Samuel is working hard to get his ice hockey career back on track, leaving Alison alone and isolated on the island. His brother, Levi, is her only source of support in Finland. She jumps at a chance to join her husband in a magazine spread about their home, but during the interview she discovers that he has a son.

All of these threads are part of the same web that starts to unravel from two ends: Samuel’s return and the imminent destruction of Börje’s home. Anna and Jan-Anders come to the conclusion that Börje is not alone. Meanwhile, Alison secretly accesses her husband’s email account and finds threatening messages sent to his son’s mother. The stories cross when Alison presents her findings to Anna.

After work Anna bumps into Jan-Anders, who has just found an old photo in the newspaper archives that gives a clue to Börje’s whereabouts. They decide to sail to a deserted island where they believe Samuel is holding his son, his former girlfriend and Börje hostage. However, Samuel has returned home to Alison who confronts him about the emails, and it becomes clear that it was actually Levi who has been threatening the mother and is now holding her captive.

Anna and Jan-Anders manage to release the hostages on the island, but the boat is too small to take them all back. So Anna remains on the mainland, where she goes into early labour.

As bulldozers start demolishing Börje’s house, they uncover a corpse in the garden. Börje, now dying in hospital from injuries sustained on the island, explains that the body is that of his wife’s former boyfriend. His wife killed him when he threatened her, and Börje hid the body.

This novel has plenty of interesting storylines and a variety of characters. At times, I felt that there was a little too much going on and a few too many timelines, but once the events started to merge, the payoff was both satisfactory and rewarding.

The characters are especially vivid and remained with me after finishing the book. Alison’s loneliness on the island is especially well drawn, and the thoughts of the locked-up little boy really draw the reader in and add a sense of suspense. Anna Glad is a sympathetic and relatable protagonist, who is driven to discover the truth but struggles to balance her work and private life.

This book would be well suited to fans of police procedurals with elements of noir. The backdrop of the rugged Finnish coast with its isolated islands also lends it an extra level of atmosphere.

Eva Frantz against black background
Eva Frantz. Photo: Helen Korpak

För han var redan dö

Schildts & Söderströms (Finland), 2020, Sekwa Förlag (Sweden).

418 pages  

Foreign rights: Urtė Liepuoniūtė, Helsinki Literary Agency.

Eva Frantz debuted in 2016, with her Anna Glad series, the first two books of which have sold over 30,000 copies. För han var redan dö is the third novel in the series.
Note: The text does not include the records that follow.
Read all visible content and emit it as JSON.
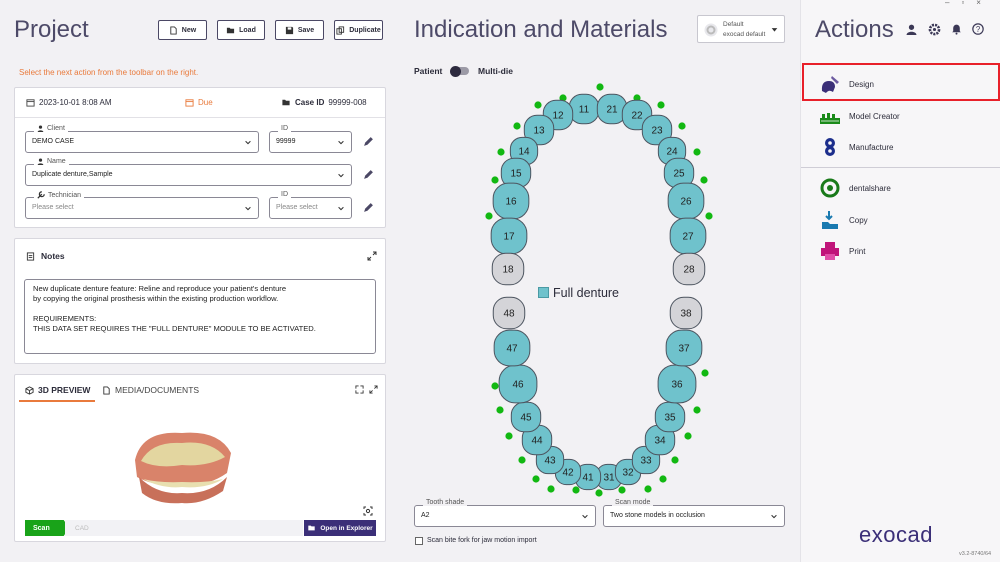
{
  "window_controls": [
    "–",
    "▫",
    "×"
  ],
  "project": {
    "title": "Project",
    "buttons": {
      "new": "New",
      "load": "Load",
      "save": "Save",
      "duplicate": "Duplicate"
    },
    "instruction": "Select the next action from the toolbar on the right.",
    "date": "2023-10-01 8:08 AM",
    "status": "Due",
    "case_id_label": "Case ID",
    "case_id": "99999-008",
    "client": {
      "label": "Client",
      "value": "DEMO CASE"
    },
    "client_id": {
      "label": "ID",
      "value": "99999"
    },
    "name": {
      "label": "Name",
      "value": "Duplicate denture,Sample"
    },
    "technician": {
      "label": "Technician",
      "placeholder": "Please select"
    },
    "tech_id": {
      "label": "ID",
      "placeholder": "Please select"
    }
  },
  "notes": {
    "title": "Notes",
    "line1": "New duplicate denture feature: Reline and reproduce your patient's denture",
    "line2": "by copying the original prosthesis within the existing production workflow.",
    "line3": "REQUIREMENTS:",
    "line4": "THIS DATA SET REQUIRES THE \"FULL DENTURE\" MODULE TO BE ACTIVATED."
  },
  "preview": {
    "tab_3d": "3D PREVIEW",
    "tab_media": "MEDIA/DOCUMENTS",
    "step_scan": "Scan",
    "step_cad": "CAD",
    "open_explorer": "Open in Explorer"
  },
  "indication": {
    "title": "Indication and Materials",
    "profile_label": "Default",
    "profile_value": "exocad default",
    "toggle_left": "Patient",
    "toggle_right": "Multi-die",
    "legend": "Full denture",
    "tooth_shade_label": "Tooth shade",
    "tooth_shade_value": "A2",
    "scan_mode_label": "Scan mode",
    "scan_mode_value": "Two stone models in occlusion",
    "bite_fork_label": "Scan bite fork for jaw motion import",
    "colors": {
      "tooth_selected": "#6fc2cc",
      "tooth_unselected": "#d4d4d8",
      "dot": "#12b812"
    }
  },
  "teeth": {
    "upper": [
      "11",
      "12",
      "13",
      "14",
      "15",
      "16",
      "17",
      "18",
      "21",
      "22",
      "23",
      "24",
      "25",
      "26",
      "27",
      "28"
    ],
    "lower": [
      "31",
      "32",
      "33",
      "34",
      "35",
      "36",
      "37",
      "38",
      "41",
      "42",
      "43",
      "44",
      "45",
      "46",
      "47",
      "48"
    ]
  },
  "actions": {
    "title": "Actions",
    "items": {
      "design": "Design",
      "model_creator": "Model Creator",
      "manufacture": "Manufacture",
      "dentalshare": "dentalshare",
      "copy": "Copy",
      "print": "Print"
    },
    "logo": "exocad",
    "version": "v3.2-8740/64",
    "highlight_color": "#e8202a",
    "accent": "#3b2f78"
  }
}
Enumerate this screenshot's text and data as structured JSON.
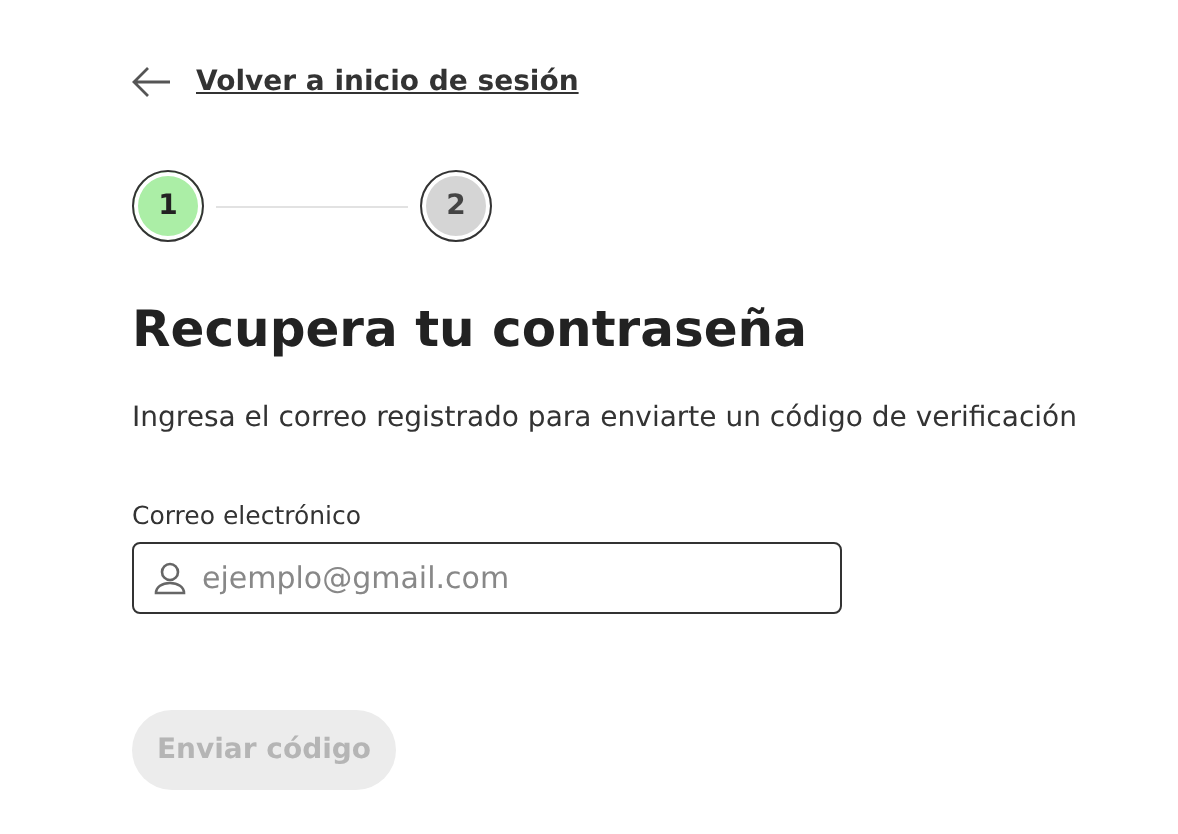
{
  "back_link": {
    "label": "Volver a inicio de sesión"
  },
  "steps": [
    {
      "label": "1",
      "selected": true
    },
    {
      "label": "2",
      "selected": false
    }
  ],
  "title": "Recupera tu contraseña",
  "subtitle": "Ingresa el correo registrado para enviarte un código de verificación",
  "email_field": {
    "label": "Correo electrónico",
    "placeholder": "ejemplo@gmail.com"
  },
  "submit_button": {
    "label": "Enviar código",
    "disabled": true
  }
}
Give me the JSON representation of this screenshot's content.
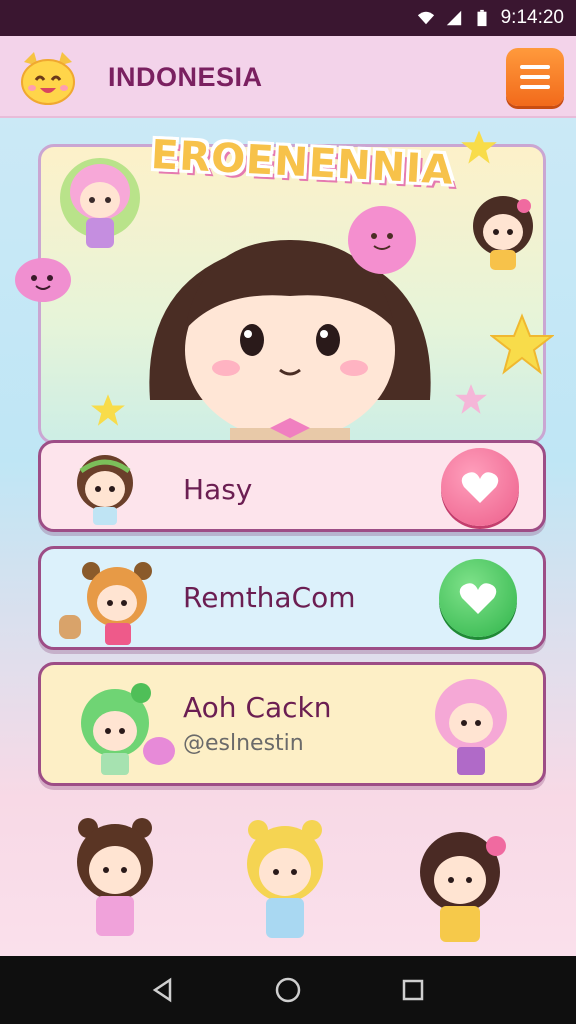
{
  "status_bar": {
    "time": "9:14:20"
  },
  "app_bar": {
    "title": "INDONESIA"
  },
  "hero": {
    "banner_text": "EROENENNIA"
  },
  "cards": [
    {
      "label": "Hasy",
      "button": "heart-button",
      "color": "#ec5e8a"
    },
    {
      "label": "RemthaCom",
      "button": "heart-button",
      "color": "#2fb44a"
    },
    {
      "label": "Aoh Cackn",
      "sublabel": "@eslnestin"
    }
  ],
  "colors": {
    "accent": "#f26a1b",
    "title": "#7a2060",
    "card_border": "#9d4d86"
  }
}
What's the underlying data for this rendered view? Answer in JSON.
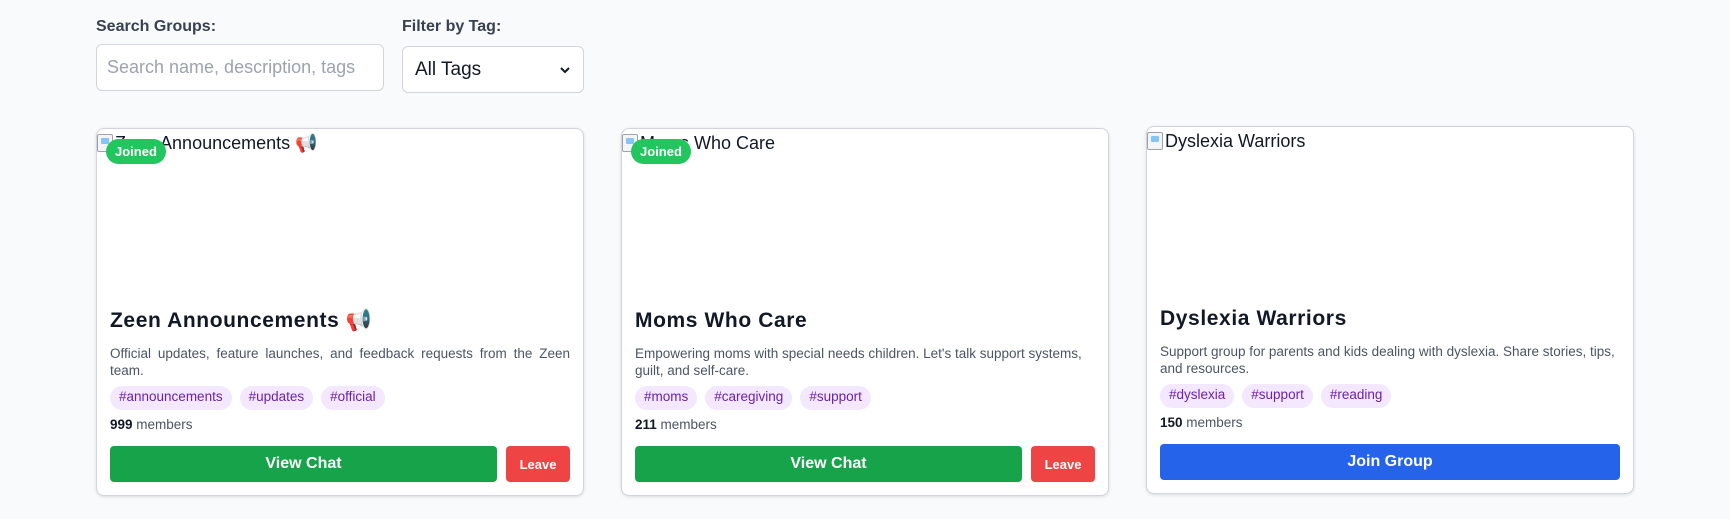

Den Åttonde Tärnan (The Eighth Maiden), the second Anna Glad novel, won the Finnish Clue of the Year prize for best crime novel of 2019. She also writes children’s novels, including Hallonbacken (Raspberry Hill), to be published by Pushkin Press.